TASK:
Each entry needs to be retyped exactly.

THE RECORDS:
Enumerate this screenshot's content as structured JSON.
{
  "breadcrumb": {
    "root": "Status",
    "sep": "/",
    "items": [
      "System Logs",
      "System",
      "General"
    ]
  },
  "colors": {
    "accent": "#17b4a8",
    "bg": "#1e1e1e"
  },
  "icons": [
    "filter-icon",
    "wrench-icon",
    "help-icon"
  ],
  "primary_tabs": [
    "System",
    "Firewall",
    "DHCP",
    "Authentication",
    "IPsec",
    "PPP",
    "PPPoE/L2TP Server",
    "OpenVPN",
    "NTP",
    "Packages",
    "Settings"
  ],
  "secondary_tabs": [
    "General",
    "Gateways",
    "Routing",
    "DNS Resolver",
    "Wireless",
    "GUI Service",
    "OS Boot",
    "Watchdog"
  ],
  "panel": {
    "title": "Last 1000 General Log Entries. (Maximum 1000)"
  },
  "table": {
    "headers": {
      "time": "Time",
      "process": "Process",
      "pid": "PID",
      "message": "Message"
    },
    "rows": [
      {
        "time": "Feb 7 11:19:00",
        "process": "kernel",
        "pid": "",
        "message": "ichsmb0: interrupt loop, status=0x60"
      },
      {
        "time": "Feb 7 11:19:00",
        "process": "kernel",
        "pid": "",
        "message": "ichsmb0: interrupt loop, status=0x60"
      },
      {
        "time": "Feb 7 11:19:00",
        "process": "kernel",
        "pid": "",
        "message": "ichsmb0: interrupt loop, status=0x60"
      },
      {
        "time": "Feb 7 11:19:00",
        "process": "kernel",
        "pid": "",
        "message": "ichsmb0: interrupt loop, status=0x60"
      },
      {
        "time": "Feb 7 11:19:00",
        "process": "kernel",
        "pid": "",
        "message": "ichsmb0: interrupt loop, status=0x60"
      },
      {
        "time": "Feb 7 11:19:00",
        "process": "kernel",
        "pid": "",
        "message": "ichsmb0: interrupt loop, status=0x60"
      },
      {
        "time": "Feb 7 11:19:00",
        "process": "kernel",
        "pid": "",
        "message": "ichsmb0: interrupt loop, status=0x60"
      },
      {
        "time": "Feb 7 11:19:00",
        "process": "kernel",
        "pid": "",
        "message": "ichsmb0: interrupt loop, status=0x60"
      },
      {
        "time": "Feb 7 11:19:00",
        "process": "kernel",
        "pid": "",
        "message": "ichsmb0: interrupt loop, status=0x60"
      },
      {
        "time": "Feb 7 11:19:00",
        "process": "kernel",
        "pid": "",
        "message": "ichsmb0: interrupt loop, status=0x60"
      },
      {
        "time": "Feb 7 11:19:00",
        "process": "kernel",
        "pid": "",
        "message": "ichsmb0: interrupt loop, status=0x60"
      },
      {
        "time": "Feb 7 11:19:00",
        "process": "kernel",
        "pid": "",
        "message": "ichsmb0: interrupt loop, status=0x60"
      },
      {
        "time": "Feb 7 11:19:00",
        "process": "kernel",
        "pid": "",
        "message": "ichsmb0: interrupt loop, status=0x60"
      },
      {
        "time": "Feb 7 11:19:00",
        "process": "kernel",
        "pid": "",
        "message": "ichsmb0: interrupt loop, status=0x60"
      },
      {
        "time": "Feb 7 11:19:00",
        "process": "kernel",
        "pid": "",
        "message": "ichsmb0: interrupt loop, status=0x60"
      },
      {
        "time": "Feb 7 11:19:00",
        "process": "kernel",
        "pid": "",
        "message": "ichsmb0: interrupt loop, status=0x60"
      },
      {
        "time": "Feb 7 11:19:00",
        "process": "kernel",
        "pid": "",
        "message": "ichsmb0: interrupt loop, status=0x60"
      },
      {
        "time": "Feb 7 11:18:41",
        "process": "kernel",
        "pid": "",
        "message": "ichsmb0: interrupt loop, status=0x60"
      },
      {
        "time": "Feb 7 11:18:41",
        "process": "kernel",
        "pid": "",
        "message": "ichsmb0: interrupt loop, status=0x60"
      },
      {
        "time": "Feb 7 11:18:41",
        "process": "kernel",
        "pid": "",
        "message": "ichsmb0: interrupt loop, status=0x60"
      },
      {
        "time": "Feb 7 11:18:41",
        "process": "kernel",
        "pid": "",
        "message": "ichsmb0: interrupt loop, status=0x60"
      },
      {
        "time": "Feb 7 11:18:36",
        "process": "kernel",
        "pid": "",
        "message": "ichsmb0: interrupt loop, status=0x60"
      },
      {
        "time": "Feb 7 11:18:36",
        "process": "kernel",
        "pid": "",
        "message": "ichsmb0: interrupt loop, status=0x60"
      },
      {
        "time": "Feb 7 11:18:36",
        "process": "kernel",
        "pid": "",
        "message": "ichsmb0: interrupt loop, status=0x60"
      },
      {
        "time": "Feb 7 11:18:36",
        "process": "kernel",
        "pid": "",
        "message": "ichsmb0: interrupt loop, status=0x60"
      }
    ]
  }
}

OUTPUT OF THE TASK:
Enumerate this screenshot's content as structured JSON.
{
  "breadcrumb": {
    "root": "Status",
    "sep": "/",
    "items": [
      "System Logs",
      "System",
      "General"
    ]
  },
  "colors": {
    "accent": "#17b4a8",
    "bg": "#1e1e1e"
  },
  "icons": [
    "filter-icon",
    "wrench-icon",
    "help-icon"
  ],
  "primary_tabs": [
    "System",
    "Firewall",
    "DHCP",
    "Authentication",
    "IPsec",
    "PPP",
    "PPPoE/L2TP Server",
    "OpenVPN",
    "NTP",
    "Packages",
    "Settings"
  ],
  "secondary_tabs": [
    "General",
    "Gateways",
    "Routing",
    "DNS Resolver",
    "Wireless",
    "GUI Service",
    "OS Boot",
    "Watchdog"
  ],
  "panel": {
    "title": "Last 1000 General Log Entries. (Maximum 1000)"
  },
  "table": {
    "headers": {
      "time": "Time",
      "process": "Process",
      "pid": "PID",
      "message": "Message"
    },
    "rows": [
      {
        "time": "Feb 7 11:19:00",
        "process": "kernel",
        "pid": "",
        "message": "ichsmb0: interrupt loop, status=0x60"
      },
      {
        "time": "Feb 7 11:19:00",
        "process": "kernel",
        "pid": "",
        "message": "ichsmb0: interrupt loop, status=0x60"
      },
      {
        "time": "Feb 7 11:19:00",
        "process": "kernel",
        "pid": "",
        "message": "ichsmb0: interrupt loop, status=0x60"
      },
      {
        "time": "Feb 7 11:19:00",
        "process": "kernel",
        "pid": "",
        "message": "ichsmb0: interrupt loop, status=0x60"
      },
      {
        "time": "Feb 7 11:19:00",
        "process": "kernel",
        "pid": "",
        "message": "ichsmb0: interrupt loop, status=0x60"
      },
      {
        "time": "Feb 7 11:19:00",
        "process": "kernel",
        "pid": "",
        "message": "ichsmb0: interrupt loop, status=0x60"
      },
      {
        "time": "Feb 7 11:19:00",
        "process": "kernel",
        "pid": "",
        "message": "ichsmb0: interrupt loop, status=0x60"
      },
      {
        "time": "Feb 7 11:19:00",
        "process": "kernel",
        "pid": "",
        "message": "ichsmb0: interrupt loop, status=0x60"
      },
      {
        "time": "Feb 7 11:19:00",
        "process": "kernel",
        "pid": "",
        "message": "ichsmb0: interrupt loop, status=0x60"
      },
      {
        "time": "Feb 7 11:19:00",
        "process": "kernel",
        "pid": "",
        "message": "ichsmb0: interrupt loop, status=0x60"
      },
      {
        "time": "Feb 7 11:19:00",
        "process": "kernel",
        "pid": "",
        "message": "ichsmb0: interrupt loop, status=0x60"
      },
      {
        "time": "Feb 7 11:19:00",
        "process": "kernel",
        "pid": "",
        "message": "ichsmb0: interrupt loop, status=0x60"
      },
      {
        "time": "Feb 7 11:19:00",
        "process": "kernel",
        "pid": "",
        "message": "ichsmb0: interrupt loop, status=0x60"
      },
      {
        "time": "Feb 7 11:19:00",
        "process": "kernel",
        "pid": "",
        "message": "ichsmb0: interrupt loop, status=0x60"
      },
      {
        "time": "Feb 7 11:19:00",
        "process": "kernel",
        "pid": "",
        "message": "ichsmb0: interrupt loop, status=0x60"
      },
      {
        "time": "Feb 7 11:19:00",
        "process": "kernel",
        "pid": "",
        "message": "ichsmb0: interrupt loop, status=0x60"
      },
      {
        "time": "Feb 7 11:19:00",
        "process": "kernel",
        "pid": "",
        "message": "ichsmb0: interrupt loop, status=0x60"
      },
      {
        "time": "Feb 7 11:18:41",
        "process": "kernel",
        "pid": "",
        "message": "ichsmb0: interrupt loop, status=0x60"
      },
      {
        "time": "Feb 7 11:18:41",
        "process": "kernel",
        "pid": "",
        "message": "ichsmb0: interrupt loop, status=0x60"
      },
      {
        "time": "Feb 7 11:18:41",
        "process": "kernel",
        "pid": "",
        "message": "ichsmb0: interrupt loop, status=0x60"
      },
      {
        "time": "Feb 7 11:18:41",
        "process": "kernel",
        "pid": "",
        "message": "ichsmb0: interrupt loop, status=0x60"
      },
      {
        "time": "Feb 7 11:18:36",
        "process": "kernel",
        "pid": "",
        "message": "ichsmb0: interrupt loop, status=0x60"
      },
      {
        "time": "Feb 7 11:18:36",
        "process": "kernel",
        "pid": "",
        "message": "ichsmb0: interrupt loop, status=0x60"
      },
      {
        "time": "Feb 7 11:18:36",
        "process": "kernel",
        "pid": "",
        "message": "ichsmb0: interrupt loop, status=0x60"
      },
      {
        "time": "Feb 7 11:18:36",
        "process": "kernel",
        "pid": "",
        "message": "ichsmb0: interrupt loop, status=0x60"
      }
    ]
  }
}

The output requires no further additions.